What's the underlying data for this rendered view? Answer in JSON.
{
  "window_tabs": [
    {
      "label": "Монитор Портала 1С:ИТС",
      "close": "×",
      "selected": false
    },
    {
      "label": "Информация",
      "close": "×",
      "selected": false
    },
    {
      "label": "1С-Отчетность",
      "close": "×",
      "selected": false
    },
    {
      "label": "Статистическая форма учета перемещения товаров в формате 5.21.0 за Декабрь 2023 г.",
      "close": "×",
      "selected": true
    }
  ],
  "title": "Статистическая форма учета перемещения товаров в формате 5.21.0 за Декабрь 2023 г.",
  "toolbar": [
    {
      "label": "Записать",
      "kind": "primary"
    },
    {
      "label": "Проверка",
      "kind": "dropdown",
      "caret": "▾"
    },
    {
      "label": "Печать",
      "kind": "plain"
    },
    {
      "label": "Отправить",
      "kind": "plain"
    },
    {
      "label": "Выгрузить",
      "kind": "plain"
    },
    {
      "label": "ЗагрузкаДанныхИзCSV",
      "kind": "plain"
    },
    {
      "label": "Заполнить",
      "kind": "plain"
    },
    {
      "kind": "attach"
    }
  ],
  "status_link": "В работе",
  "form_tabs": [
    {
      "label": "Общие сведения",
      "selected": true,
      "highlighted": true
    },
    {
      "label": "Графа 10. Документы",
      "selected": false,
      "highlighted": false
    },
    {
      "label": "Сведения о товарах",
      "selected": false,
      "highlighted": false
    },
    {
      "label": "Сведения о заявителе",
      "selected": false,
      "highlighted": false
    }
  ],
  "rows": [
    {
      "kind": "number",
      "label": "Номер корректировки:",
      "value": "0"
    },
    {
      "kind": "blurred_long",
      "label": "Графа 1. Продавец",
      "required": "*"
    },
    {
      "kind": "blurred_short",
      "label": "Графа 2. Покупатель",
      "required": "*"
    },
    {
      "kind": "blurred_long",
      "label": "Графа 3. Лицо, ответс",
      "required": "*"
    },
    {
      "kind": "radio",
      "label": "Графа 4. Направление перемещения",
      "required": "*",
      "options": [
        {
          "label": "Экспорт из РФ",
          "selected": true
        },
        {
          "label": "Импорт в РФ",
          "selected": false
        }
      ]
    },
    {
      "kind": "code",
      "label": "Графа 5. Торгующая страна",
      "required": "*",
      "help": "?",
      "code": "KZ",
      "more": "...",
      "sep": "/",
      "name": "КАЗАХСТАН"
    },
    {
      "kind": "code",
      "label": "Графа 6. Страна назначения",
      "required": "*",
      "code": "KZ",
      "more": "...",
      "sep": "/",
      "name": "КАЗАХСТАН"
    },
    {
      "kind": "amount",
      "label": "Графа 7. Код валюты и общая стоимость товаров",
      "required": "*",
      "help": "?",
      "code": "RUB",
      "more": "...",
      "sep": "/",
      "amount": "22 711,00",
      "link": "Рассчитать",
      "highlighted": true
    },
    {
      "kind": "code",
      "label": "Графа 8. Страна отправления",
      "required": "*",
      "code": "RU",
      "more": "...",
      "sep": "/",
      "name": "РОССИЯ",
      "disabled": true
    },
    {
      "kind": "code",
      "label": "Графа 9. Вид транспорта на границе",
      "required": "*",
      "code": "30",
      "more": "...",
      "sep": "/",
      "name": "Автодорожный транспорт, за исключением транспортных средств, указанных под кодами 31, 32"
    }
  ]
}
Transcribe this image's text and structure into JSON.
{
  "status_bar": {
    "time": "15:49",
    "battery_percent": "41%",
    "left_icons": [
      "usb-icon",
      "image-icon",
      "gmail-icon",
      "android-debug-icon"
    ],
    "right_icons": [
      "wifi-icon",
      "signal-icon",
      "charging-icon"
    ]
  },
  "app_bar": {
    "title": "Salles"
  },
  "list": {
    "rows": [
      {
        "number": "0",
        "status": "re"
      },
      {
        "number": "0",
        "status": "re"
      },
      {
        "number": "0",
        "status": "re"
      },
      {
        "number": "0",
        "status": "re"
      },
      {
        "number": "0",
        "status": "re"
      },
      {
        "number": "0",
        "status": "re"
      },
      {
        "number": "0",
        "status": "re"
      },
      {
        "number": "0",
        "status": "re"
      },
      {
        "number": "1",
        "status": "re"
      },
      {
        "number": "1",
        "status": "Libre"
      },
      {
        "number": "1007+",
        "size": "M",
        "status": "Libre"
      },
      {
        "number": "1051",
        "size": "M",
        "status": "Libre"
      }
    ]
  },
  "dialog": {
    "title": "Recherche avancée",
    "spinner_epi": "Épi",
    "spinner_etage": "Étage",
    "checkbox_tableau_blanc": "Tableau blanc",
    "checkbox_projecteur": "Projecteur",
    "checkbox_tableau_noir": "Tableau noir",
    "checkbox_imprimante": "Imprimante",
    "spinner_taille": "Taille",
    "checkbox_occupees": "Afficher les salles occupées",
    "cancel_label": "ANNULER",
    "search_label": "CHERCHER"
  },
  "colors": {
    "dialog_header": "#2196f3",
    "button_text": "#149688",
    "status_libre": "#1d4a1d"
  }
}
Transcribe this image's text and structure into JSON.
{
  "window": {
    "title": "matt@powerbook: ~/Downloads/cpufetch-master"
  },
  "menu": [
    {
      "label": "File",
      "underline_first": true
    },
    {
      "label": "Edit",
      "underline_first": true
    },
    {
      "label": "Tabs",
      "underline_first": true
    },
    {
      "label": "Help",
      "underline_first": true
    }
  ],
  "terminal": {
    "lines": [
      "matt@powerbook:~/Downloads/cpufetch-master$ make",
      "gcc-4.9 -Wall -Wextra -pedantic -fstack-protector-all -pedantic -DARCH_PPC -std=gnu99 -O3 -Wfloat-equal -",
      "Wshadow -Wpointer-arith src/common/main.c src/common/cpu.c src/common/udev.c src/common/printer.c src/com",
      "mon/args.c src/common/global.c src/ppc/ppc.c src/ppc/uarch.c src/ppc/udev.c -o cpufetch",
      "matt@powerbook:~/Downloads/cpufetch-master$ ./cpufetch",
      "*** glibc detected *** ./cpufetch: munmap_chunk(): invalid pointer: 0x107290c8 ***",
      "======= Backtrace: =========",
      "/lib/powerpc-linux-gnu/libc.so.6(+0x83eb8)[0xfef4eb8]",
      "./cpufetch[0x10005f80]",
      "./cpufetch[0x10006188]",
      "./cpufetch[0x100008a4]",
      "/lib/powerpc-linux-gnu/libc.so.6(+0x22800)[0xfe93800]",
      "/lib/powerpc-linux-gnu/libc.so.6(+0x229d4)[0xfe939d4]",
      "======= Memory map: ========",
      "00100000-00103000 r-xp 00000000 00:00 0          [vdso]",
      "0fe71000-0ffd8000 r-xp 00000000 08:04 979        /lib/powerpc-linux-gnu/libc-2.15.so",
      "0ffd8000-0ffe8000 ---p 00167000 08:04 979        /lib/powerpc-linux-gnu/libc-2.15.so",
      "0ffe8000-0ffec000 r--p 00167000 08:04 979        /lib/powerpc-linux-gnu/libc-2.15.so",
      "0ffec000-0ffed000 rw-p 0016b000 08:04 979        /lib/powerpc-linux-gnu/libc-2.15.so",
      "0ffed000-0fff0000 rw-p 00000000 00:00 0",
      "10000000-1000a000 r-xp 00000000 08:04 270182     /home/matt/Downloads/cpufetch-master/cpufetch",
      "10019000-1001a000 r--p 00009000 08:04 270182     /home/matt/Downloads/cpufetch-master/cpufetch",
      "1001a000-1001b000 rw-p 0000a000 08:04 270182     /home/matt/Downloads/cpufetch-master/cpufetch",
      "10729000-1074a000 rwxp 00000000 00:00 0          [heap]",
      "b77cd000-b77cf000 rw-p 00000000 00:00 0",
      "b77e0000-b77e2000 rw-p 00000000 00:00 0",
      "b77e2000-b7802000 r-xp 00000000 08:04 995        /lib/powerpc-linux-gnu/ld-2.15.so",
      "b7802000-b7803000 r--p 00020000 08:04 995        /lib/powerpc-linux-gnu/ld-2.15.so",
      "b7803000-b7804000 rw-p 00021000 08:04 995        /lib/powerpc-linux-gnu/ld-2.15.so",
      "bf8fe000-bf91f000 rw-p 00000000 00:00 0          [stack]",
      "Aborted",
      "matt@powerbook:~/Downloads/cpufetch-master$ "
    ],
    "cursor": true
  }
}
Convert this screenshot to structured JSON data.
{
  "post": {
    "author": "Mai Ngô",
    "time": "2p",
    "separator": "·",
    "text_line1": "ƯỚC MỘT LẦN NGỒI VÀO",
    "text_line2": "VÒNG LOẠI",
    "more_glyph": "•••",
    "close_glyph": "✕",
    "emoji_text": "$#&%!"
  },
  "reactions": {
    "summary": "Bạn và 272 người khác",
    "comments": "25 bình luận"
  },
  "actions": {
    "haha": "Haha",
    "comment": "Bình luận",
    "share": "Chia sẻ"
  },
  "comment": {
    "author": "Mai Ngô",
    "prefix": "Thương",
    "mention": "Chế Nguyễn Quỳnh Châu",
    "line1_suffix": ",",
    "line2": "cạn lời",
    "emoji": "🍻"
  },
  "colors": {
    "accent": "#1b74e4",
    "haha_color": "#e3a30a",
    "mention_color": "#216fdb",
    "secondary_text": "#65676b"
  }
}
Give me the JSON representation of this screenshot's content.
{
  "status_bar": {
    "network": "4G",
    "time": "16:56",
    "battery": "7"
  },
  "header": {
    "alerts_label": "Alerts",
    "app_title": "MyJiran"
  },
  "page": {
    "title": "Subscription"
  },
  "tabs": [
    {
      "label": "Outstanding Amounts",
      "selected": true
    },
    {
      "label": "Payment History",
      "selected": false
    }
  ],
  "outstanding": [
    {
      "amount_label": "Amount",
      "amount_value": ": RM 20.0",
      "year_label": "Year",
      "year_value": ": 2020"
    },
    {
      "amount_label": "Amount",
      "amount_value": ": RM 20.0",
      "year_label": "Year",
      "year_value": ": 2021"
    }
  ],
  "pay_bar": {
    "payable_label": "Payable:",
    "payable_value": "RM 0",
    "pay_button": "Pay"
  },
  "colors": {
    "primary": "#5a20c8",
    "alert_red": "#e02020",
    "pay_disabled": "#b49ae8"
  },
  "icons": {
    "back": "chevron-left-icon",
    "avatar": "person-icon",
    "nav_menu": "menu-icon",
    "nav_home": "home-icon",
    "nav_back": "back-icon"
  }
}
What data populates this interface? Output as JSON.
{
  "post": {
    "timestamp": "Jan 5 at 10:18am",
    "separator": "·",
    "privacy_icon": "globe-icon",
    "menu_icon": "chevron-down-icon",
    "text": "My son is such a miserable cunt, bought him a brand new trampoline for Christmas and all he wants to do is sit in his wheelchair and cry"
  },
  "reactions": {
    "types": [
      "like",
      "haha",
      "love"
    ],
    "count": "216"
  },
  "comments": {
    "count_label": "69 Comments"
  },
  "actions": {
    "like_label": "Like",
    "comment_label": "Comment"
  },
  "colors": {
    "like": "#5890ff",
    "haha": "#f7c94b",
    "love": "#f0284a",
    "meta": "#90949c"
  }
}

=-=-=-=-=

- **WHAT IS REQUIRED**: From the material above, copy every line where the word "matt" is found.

- **RESPONSE BELOW**:
    "title": "matt@powerbook: ~/Downloads/cpufetch-master"
      "matt@powerbook:~/Downloads/cpufetch-master$ make",
      "matt@powerbook:~/Downloads/cpufetch-master$ ./cpufetch",
      "10000000-1000a000 r-xp 00000000 08:04 270182     /home/matt/Downloads/cpufetch-master/cpufetch",
      "10019000-1001a000 r--p 00009000 08:04 270182     /home/matt/Downloads/cpufetch-master/cpufetch",
      "1001a000-1001b000 rw-p 0000a000 08:04 270182     /home/matt/Downloads/cpufetch-master/cpufetch",
      "matt@powerbook:~/Downloads/cpufetch-master$ "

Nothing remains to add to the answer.